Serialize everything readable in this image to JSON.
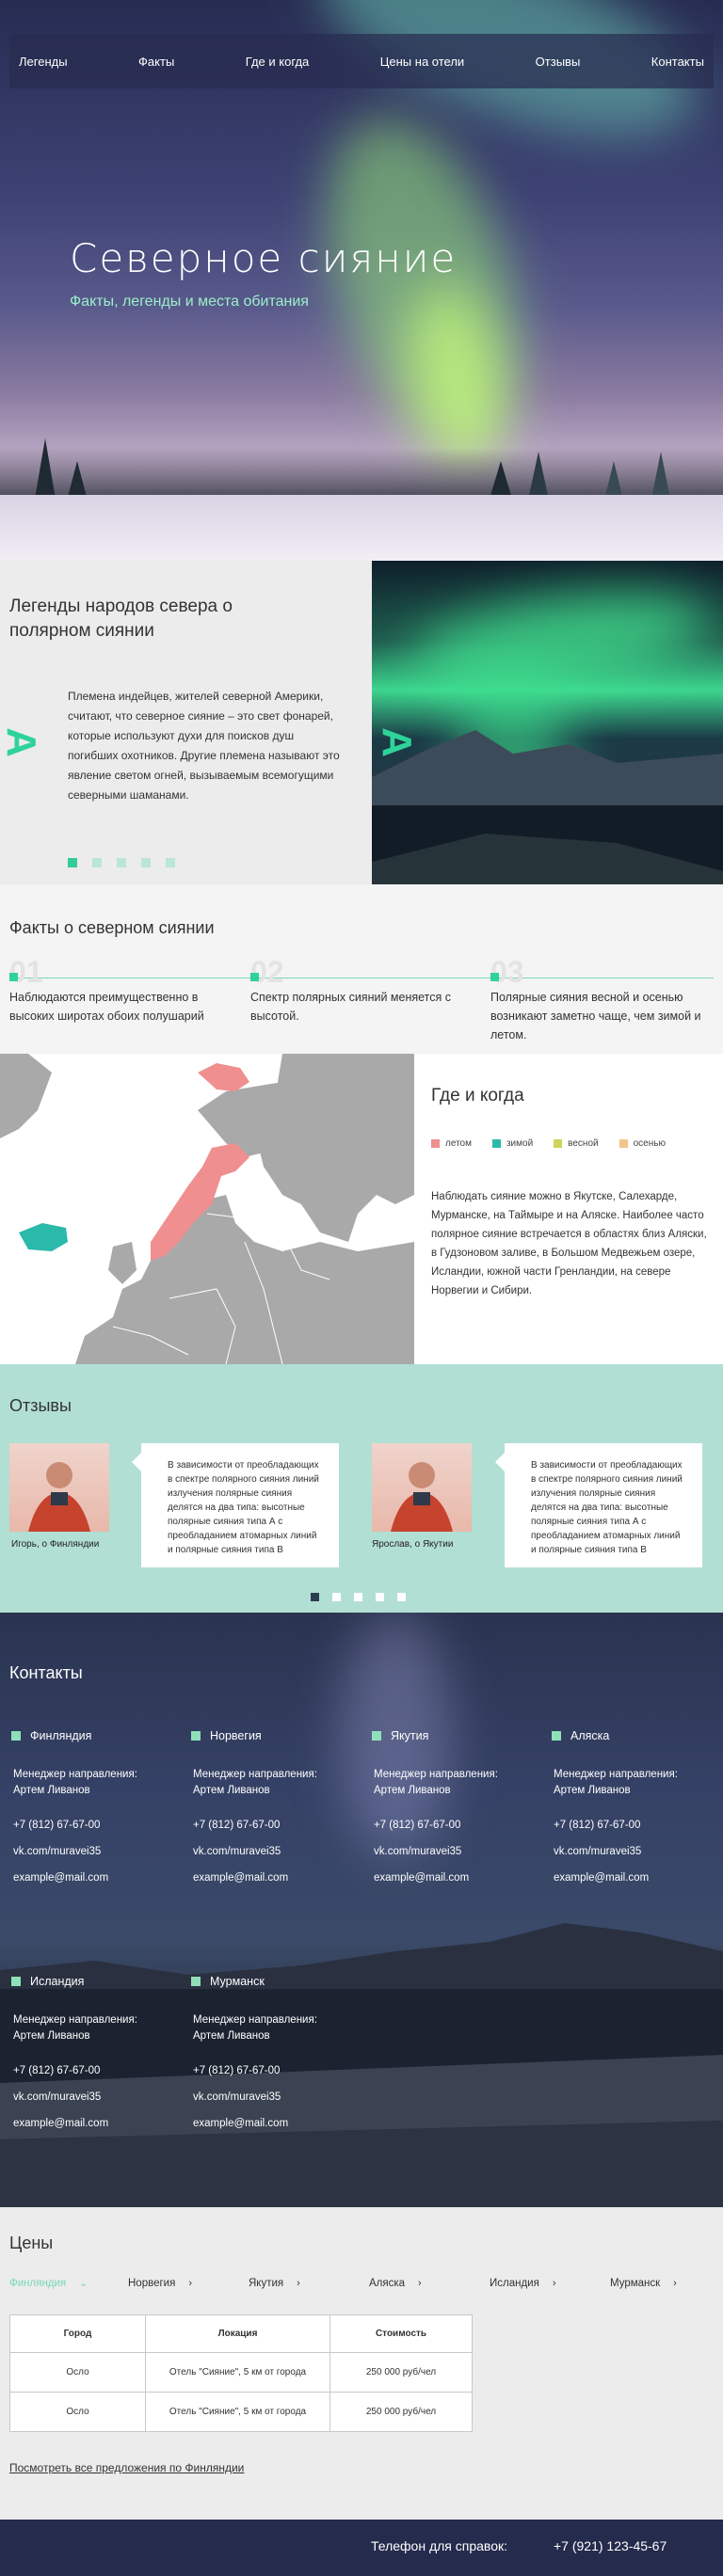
{
  "nav": [
    "Легенды",
    "Факты",
    "Где и когда",
    "Цены на отели",
    "Отзывы",
    "Контакты"
  ],
  "hero": {
    "title": "Северное сияние",
    "subtitle": "Факты, легенды и места обитания"
  },
  "legends": {
    "title": "Легенды народов севера о полярном сиянии",
    "text": "Племена индейцев, жителей северной Америки, считают, что северное сияние – это свет фонарей, которые используют духи для поисков душ погибших охотников. Другие племена называют это явление светом огней, вызываемым всемогущими северными шаманами.",
    "arrow": "A"
  },
  "facts": {
    "title": "Факты о северном сиянии",
    "items": [
      {
        "num": "01",
        "text": "Наблюдаются преимущественно в высоких широтах обоих полушарий"
      },
      {
        "num": "02",
        "text": "Спектр полярных сияний меняется с высотой."
      },
      {
        "num": "03",
        "text": "Полярные сияния весной и осенью возникают заметно чаще, чем зимой и летом."
      }
    ]
  },
  "where": {
    "title": "Где и когда",
    "legend": [
      {
        "label": "летом",
        "color": "#ef8f8f"
      },
      {
        "label": "зимой",
        "color": "#2bb9aa"
      },
      {
        "label": "весной",
        "color": "#cfd35a"
      },
      {
        "label": "осенью",
        "color": "#f2c48a"
      }
    ],
    "text": "Наблюдать сияние можно в Якутске, Салехарде, Мурманске, на Таймыре и на Аляске. Наиболее часто полярное сияние встречается в областях близ Аляски, в Гудзоновом заливе, в Большом Медвежьем озере, Исландии, южной части Гренландии, на севере Норвегии и Сибири."
  },
  "reviews": {
    "title": "Отзывы",
    "items": [
      {
        "name": "Игорь, о Финляндии",
        "text": "В зависимости от преобладающих в спектре полярного сияния линий излучения полярные сияния делятся на два типа: высотные полярные сияния типа А с преобладанием атомарных линий и полярные сияния типа В"
      },
      {
        "name": "Ярослав, о Якутии",
        "text": "В зависимости от преобладающих в спектре полярного сияния линий излучения полярные сияния делятся на два типа: высотные полярные сияния типа А с преобладанием атомарных линий и полярные сияния типа В"
      }
    ]
  },
  "contacts": {
    "title": "Контакты",
    "items": [
      {
        "region": "Финляндия",
        "mgr_label": "Менеджер направления:",
        "mgr": "Артем Ливанов",
        "phone": "+7 (812) 67-67-00",
        "vk": "vk.com/muravei35",
        "email": "example@mail.com"
      },
      {
        "region": "Норвегия",
        "mgr_label": "Менеджер направления:",
        "mgr": "Артем Ливанов",
        "phone": "+7 (812) 67-67-00",
        "vk": "vk.com/muravei35",
        "email": "example@mail.com"
      },
      {
        "region": "Якутия",
        "mgr_label": "Менеджер направления:",
        "mgr": "Артем Ливанов",
        "phone": "+7 (812) 67-67-00",
        "vk": "vk.com/muravei35",
        "email": "example@mail.com"
      },
      {
        "region": "Аляска",
        "mgr_label": "Менеджер направления:",
        "mgr": "Артем Ливанов",
        "phone": "+7 (812) 67-67-00",
        "vk": "vk.com/muravei35",
        "email": "example@mail.com"
      },
      {
        "region": "Исландия",
        "mgr_label": "Менеджер направления:",
        "mgr": "Артем Ливанов",
        "phone": "+7 (812) 67-67-00",
        "vk": "vk.com/muravei35",
        "email": "example@mail.com"
      },
      {
        "region": "Мурманск",
        "mgr_label": "Менеджер направления:",
        "mgr": "Артем Ливанов",
        "phone": "+7 (812) 67-67-00",
        "vk": "vk.com/muravei35",
        "email": "example@mail.com"
      }
    ]
  },
  "prices": {
    "title": "Цены",
    "tabs": [
      "Финляндия",
      "Норвегия",
      "Якутия",
      "Аляска",
      "Исландия",
      "Мурманск"
    ],
    "headers": [
      "Город",
      "Локация",
      "Стоимость"
    ],
    "rows": [
      [
        "Осло",
        "Отель \"Сияние\", 5 км от города",
        "250 000 руб/чел"
      ],
      [
        "Осло",
        "Отель \"Сияние\", 5 км от города",
        "250 000 руб/чел"
      ]
    ],
    "link": "Посмотреть все предложения по Финляндии"
  },
  "footer": {
    "label": "Телефон для справок:",
    "phone": "+7 (921) 123-45-67"
  }
}
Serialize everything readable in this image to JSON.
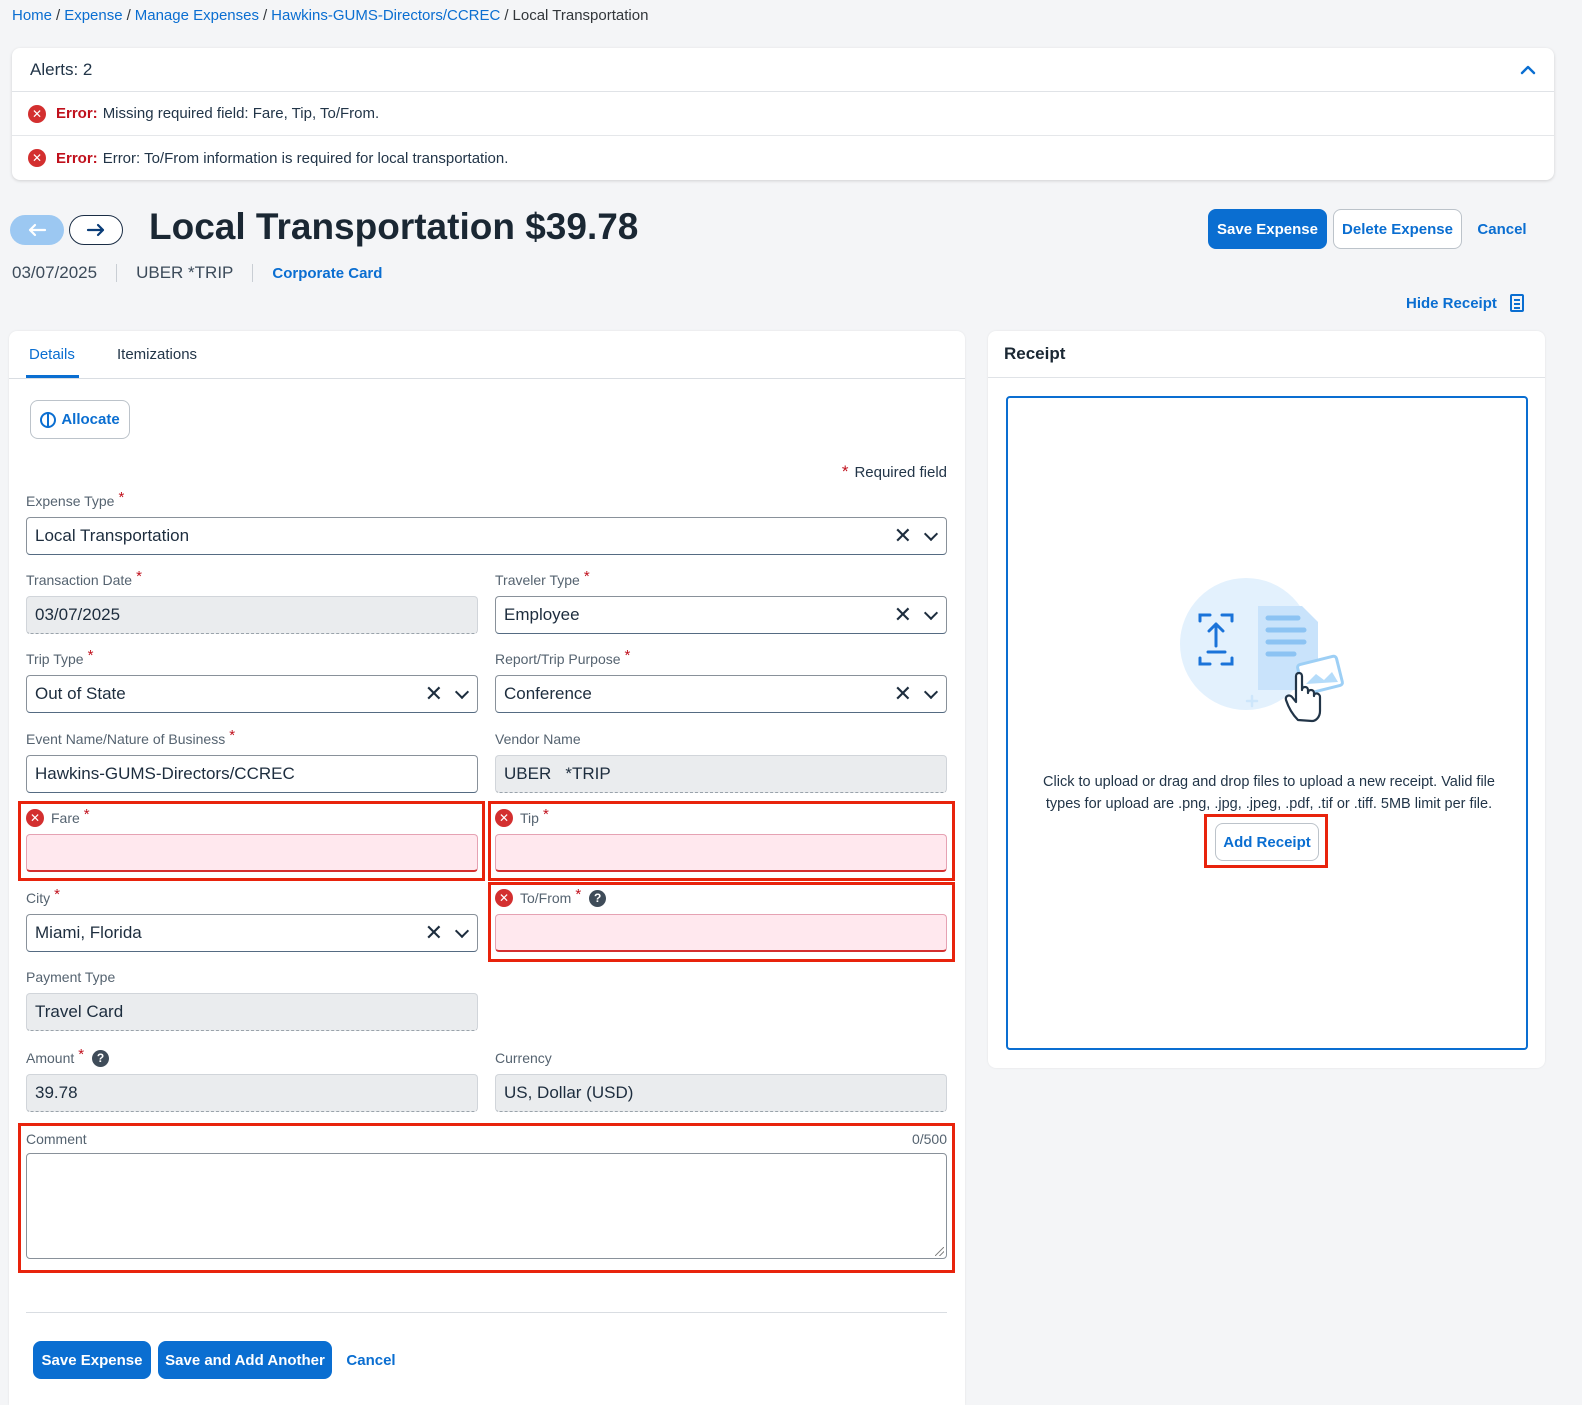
{
  "breadcrumb": {
    "items": [
      "Home",
      "Expense",
      "Manage Expenses",
      "Hawkins-GUMS-Directors/CCREC"
    ],
    "current": "Local Transportation",
    "separator": "/"
  },
  "alerts": {
    "title": "Alerts: 2",
    "items": [
      {
        "label": "Error:",
        "message": "Missing required field: Fare, Tip, To/From."
      },
      {
        "label": "Error:",
        "message": "Error: To/From information is required for local transportation."
      }
    ]
  },
  "header": {
    "title": "Local Transportation $39.78",
    "date": "03/07/2025",
    "vendor": "UBER *TRIP",
    "payment": "Corporate Card",
    "save_label": "Save Expense",
    "delete_label": "Delete Expense",
    "cancel_label": "Cancel",
    "hide_receipt_label": "Hide Receipt"
  },
  "tabs": [
    {
      "label": "Details",
      "active": true
    },
    {
      "label": "Itemizations",
      "active": false
    }
  ],
  "form": {
    "allocate_label": "Allocate",
    "required_note": "Required field",
    "required_star": "*",
    "fields": {
      "expense_type": {
        "label": "Expense Type",
        "value": "Local Transportation"
      },
      "transaction_date": {
        "label": "Transaction Date",
        "value": "03/07/2025"
      },
      "traveler_type": {
        "label": "Traveler Type",
        "value": "Employee"
      },
      "trip_type": {
        "label": "Trip Type",
        "value": "Out of State"
      },
      "report_purpose": {
        "label": "Report/Trip Purpose",
        "value": "Conference"
      },
      "event_name": {
        "label": "Event Name/Nature of Business",
        "value": "Hawkins-GUMS-Directors/CCREC"
      },
      "vendor_name": {
        "label": "Vendor Name",
        "value": "UBER   *TRIP"
      },
      "fare": {
        "label": "Fare",
        "value": ""
      },
      "tip": {
        "label": "Tip",
        "value": ""
      },
      "city": {
        "label": "City",
        "value": "Miami, Florida"
      },
      "to_from": {
        "label": "To/From",
        "value": ""
      },
      "payment_type": {
        "label": "Payment Type",
        "value": "Travel Card"
      },
      "amount": {
        "label": "Amount",
        "value": "39.78"
      },
      "currency": {
        "label": "Currency",
        "value": "US, Dollar (USD)"
      },
      "comment": {
        "label": "Comment",
        "value": "",
        "counter": "0/500"
      }
    },
    "save_label": "Save Expense",
    "save_add_label": "Save and Add Another",
    "cancel_label": "Cancel"
  },
  "receipt": {
    "title": "Receipt",
    "instructions": "Click to upload or drag and drop files to upload a new receipt. Valid file types for upload are .png, .jpg, .jpeg, .pdf, .tif or .tiff. 5MB limit per file.",
    "add_label": "Add Receipt"
  },
  "colors": {
    "accent": "#0a6ed1",
    "error": "#d32f2f",
    "highlight_box": "#e8230c"
  },
  "icons": [
    "arrow-left-icon",
    "arrow-right-icon",
    "chevron-up-icon",
    "error-icon",
    "clear-icon",
    "chevron-down-icon",
    "help-icon",
    "allocate-pie-icon",
    "receipt-icon",
    "upload-illustration"
  ]
}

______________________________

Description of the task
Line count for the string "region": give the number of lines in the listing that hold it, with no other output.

Solution below
6